"We expect to receive a proposal on Friday for the commercial tranche with an in-built $500 million for the capital market. We are looking at a maximum of 10 underwriters for the $1.3 billion," Ali Battashi, director general of planning and project evaluation at the oil ministry, told Reuters.

"We are keeping aside $500 million at any time when the window is open to the capital market..U.S. bonds," he said in an interview on the sidelines of a privatisation conference in Abu Dhabi, adding that market sentiment had "dried up" following the September 11 attacks. Battashi said a financial close was expected by year end or by early 2002 and that he was confident Oman LNG would get ammortisation of 16.5 years.

The government owns 51 per cent in Oman LNG while Royal Dutch/Shell Group holds 30 per cent. Other stake holders are TotalFinaElf, Korea LNG Co, Partex, Mitsui, Mitsubishi Corp and Itochu Corp.

Battashi said it was the right time to go out and refinance because the project was generating "robust" cash flows and had been completed "significantly" below budget. He said the rationale behind going into the markets was that Oman LNG had been able two receive preliminary ratings from Moody and S&P of A- and A3 which he said was the strongest rating outside the OECD.

"It is the first time in history that a project in the Middle East achieved this status," he said. Oman LNG, which started its operations in April 2000, reported a nominal loss of $3.2 million last year, but company officials have said they expect healthy profits in 2001.

Oman LNG has already secured long-term contracts with Japan, South Korea and India ranging from 20 to 25 years of supply. Battashi said Oman LNG's first delivery of liquefied natural gas (LNG) to India-based Dabhol Power Co would be delayed until next February 2002 but that there were no contractual problems.

Dabhol, 65 per cent owned by Enron Corp of the U.S., has been locked in a payments battle with India's Maharashtra State Electricity Board. The dispute has halted work on the second phase of the $2.9 billion Dabhol power plant project.
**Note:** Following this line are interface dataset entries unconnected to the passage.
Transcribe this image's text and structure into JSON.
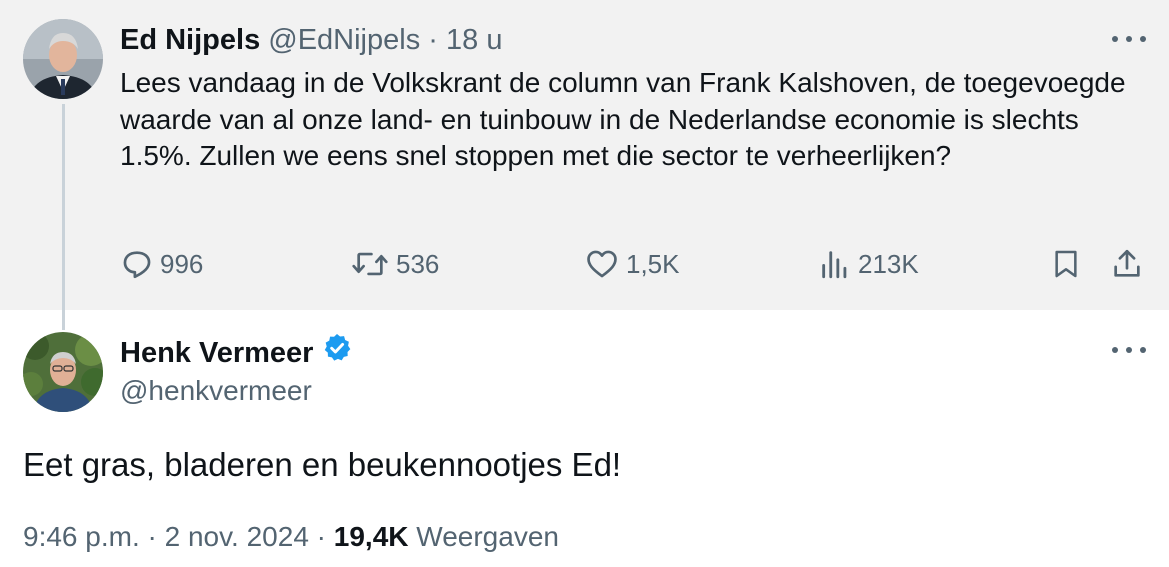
{
  "parent_tweet": {
    "name": "Ed Nijpels",
    "handle": "@EdNijpels",
    "separator": "·",
    "time": "18 u",
    "text": "Lees vandaag in de Volkskrant de column van Frank Kalshoven, de toegevoegde waarde van al onze land- en tuinbouw in de Nederlandse economie is slechts 1.5%. Zullen we eens snel stoppen met die sector te verheerlijken?",
    "actions": {
      "replies": "996",
      "retweets": "536",
      "likes": "1,5K",
      "views": "213K"
    },
    "icons": [
      "reply-icon",
      "retweet-icon",
      "heart-icon",
      "views-icon",
      "bookmark-icon",
      "share-icon",
      "more-icon"
    ]
  },
  "reply_tweet": {
    "name": "Henk Vermeer",
    "handle": "@henkvermeer",
    "verified": true,
    "text": "Eet gras, bladeren en beukennootjes Ed!",
    "time": "9:46 p.m.",
    "sep1": "·",
    "date": "2 nov. 2024",
    "sep2": "·",
    "views_count": "19,4K",
    "views_label": "Weergaven"
  },
  "colors": {
    "parent_bg": "#f2f2f2",
    "text": "#0f1419",
    "secondary": "#536471",
    "verified": "#1d9bf0",
    "thread_line": "#c9d2d9"
  }
}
Oman LNG in 1998 signed a 20-year agreement to sell 1.6 million metric tonnes per year of LNG to Dabhol with the first shipment due in November. "The Dabhol SPA is still intact. There are exit clauses for both Dhabo and the government but we are very hopeful that Dhabol will take LNG from Oman," Battashi said.

He said that Oman LNG's supply contract with the Omani government could be extended beyond 2024 after two new gas fields - Khazan and Kawthar -were recently discovered which could, according to initial indications, increase the Gulf Arab states' gas reserves by around 25 per cent from the current 30 trillion cubic feet.
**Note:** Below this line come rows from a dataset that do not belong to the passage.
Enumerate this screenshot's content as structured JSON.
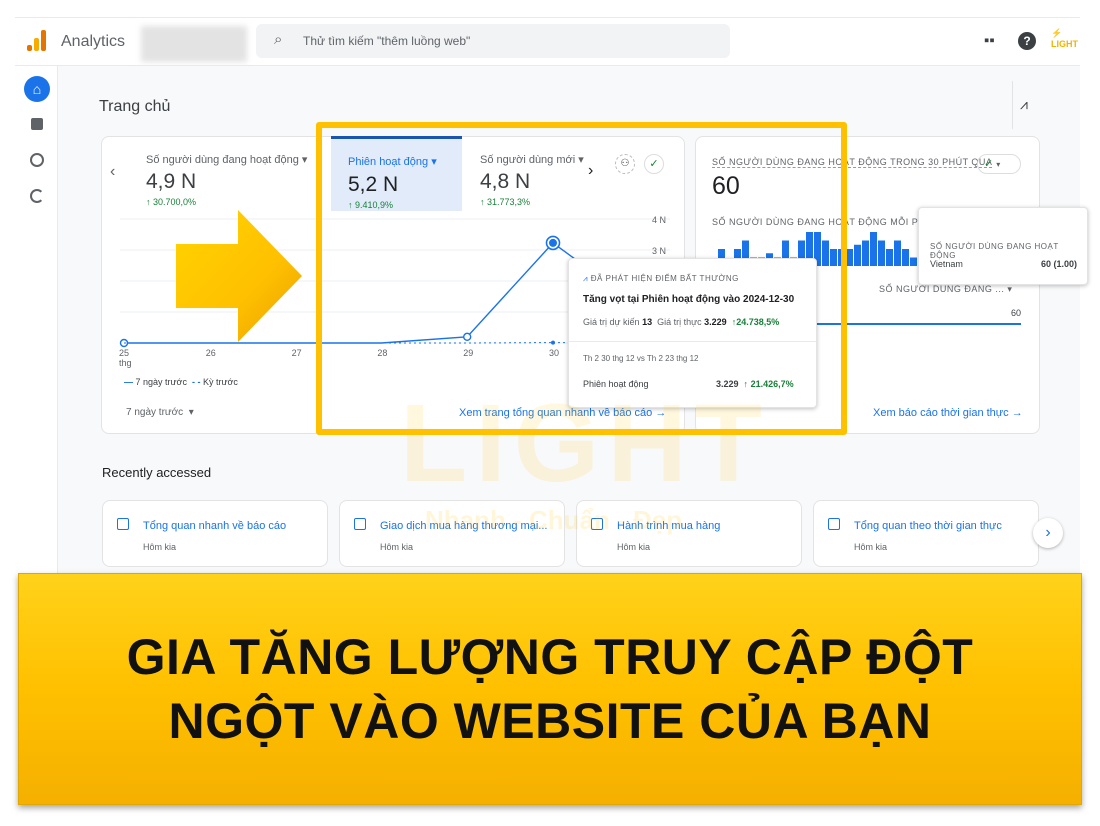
{
  "header": {
    "app_name": "Analytics",
    "search_placeholder": "Thử tìm kiếm \"thêm luồng web\"",
    "icons": [
      "apps-icon",
      "help-icon",
      "light-logo"
    ]
  },
  "sidebar": {
    "items": [
      "home-icon",
      "reports-icon",
      "explore-icon",
      "advertising-icon"
    ]
  },
  "page": {
    "title": "Trang chủ"
  },
  "metrics": [
    {
      "label": "Số người dùng đang hoạt động",
      "value": "4,9 N",
      "delta": "30.700,0%"
    },
    {
      "label": "Phiên hoạt động",
      "value": "5,2 N",
      "delta": "9.410,9%",
      "selected": true
    },
    {
      "label": "Số người dùng mới",
      "value": "4,8 N",
      "delta": "31.773,3%"
    }
  ],
  "chart_data": {
    "type": "line",
    "x": [
      "25 thg",
      "26",
      "27",
      "28",
      "29",
      "30"
    ],
    "series": [
      {
        "name": "7 ngày trước",
        "style": "solid",
        "values": [
          0,
          0,
          0,
          0,
          0.2,
          3.229
        ]
      },
      {
        "name": "Kỳ trước",
        "style": "dashed",
        "values": [
          0,
          0,
          0,
          0,
          0,
          0.013
        ]
      }
    ],
    "y_ticks": [
      "3 N",
      "4 N"
    ],
    "ylim": [
      0,
      4
    ],
    "color": "#1a73e8"
  },
  "chart_controls": {
    "legend": [
      "7 ngày trước",
      "Kỳ trước"
    ],
    "range": "7 ngày trước",
    "link": "Xem trang tổng quan nhanh về báo cáo"
  },
  "anomaly": {
    "header": "ĐÃ PHÁT HIỆN ĐIỂM BẤT THƯỜNG",
    "title": "Tăng vọt tại Phiên hoạt động vào 2024-12-30",
    "expected_label": "Giá trị dự kiến",
    "expected": "13",
    "actual_label": "Giá trị thực",
    "actual": "3.229",
    "actual_delta": "24.738,5%",
    "compare": "Th 2 30 thg 12 vs Th 2 23 thg 12",
    "metric": "Phiên hoạt động",
    "metric_value": "3.229",
    "metric_delta": "21.426,7%"
  },
  "realtime": {
    "title": "SỐ NGƯỜI DÙNG ĐANG HOẠT ĐỘNG TRONG 30 PHÚT QUA",
    "value": "60",
    "per_minute": "SỐ NGƯỜI DÙNG ĐANG HOẠT ĐỘNG MỖI PHÚT",
    "bars": [
      2,
      0,
      2,
      3,
      1,
      1,
      1.5,
      1,
      3,
      1,
      3,
      4,
      4,
      3,
      2,
      2,
      2,
      2.5,
      3,
      4,
      3,
      2,
      3,
      2,
      1
    ],
    "col_label": "SỐ NGƯỜI DÙNG ĐANG ...",
    "row_value": "60",
    "link": "Xem báo cáo thời gian thực",
    "popup_title": "SỐ NGƯỜI DÙNG ĐANG HOẠT ĐỘNG",
    "popup_country": "Vietnam",
    "popup_value": "60 (1.00)"
  },
  "recent": {
    "title": "Recently accessed",
    "items": [
      {
        "title": "Tổng quan nhanh về báo cáo",
        "sub": "Hôm kia"
      },
      {
        "title": "Giao dịch mua hàng thương mại...",
        "sub": "Hôm kia"
      },
      {
        "title": "Hành trình mua hàng",
        "sub": "Hôm kia"
      },
      {
        "title": "Tổng quan theo thời gian thực",
        "sub": "Hôm kia"
      }
    ]
  },
  "banner": {
    "line1": "GIA TĂNG LƯỢNG TRUY CẬP ĐỘT",
    "line2": "NGỘT VÀO WEBSITE CỦA BẠN"
  },
  "watermark": {
    "brand": "LIGHT",
    "slogan": "Nhanh - Chuẩn - Đẹp"
  }
}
Battashi said Oman LNG would press ahead with its expansion plans and focus on markets in the Far East. He said the company was "conscious of net back numbers for Europe and the Atlantic Basin".

The company is planning to build a third train to raise the Gulf Arab state's LNG output to 9.9 million tonnes a year from the current 6.6 million tonnes a year. Oman Oil and Gas Minister Mohammad bin Hamad Al-Rumhi has said the Gulf state was still evaluating the proposal to build the third train at a cost of about $980 million.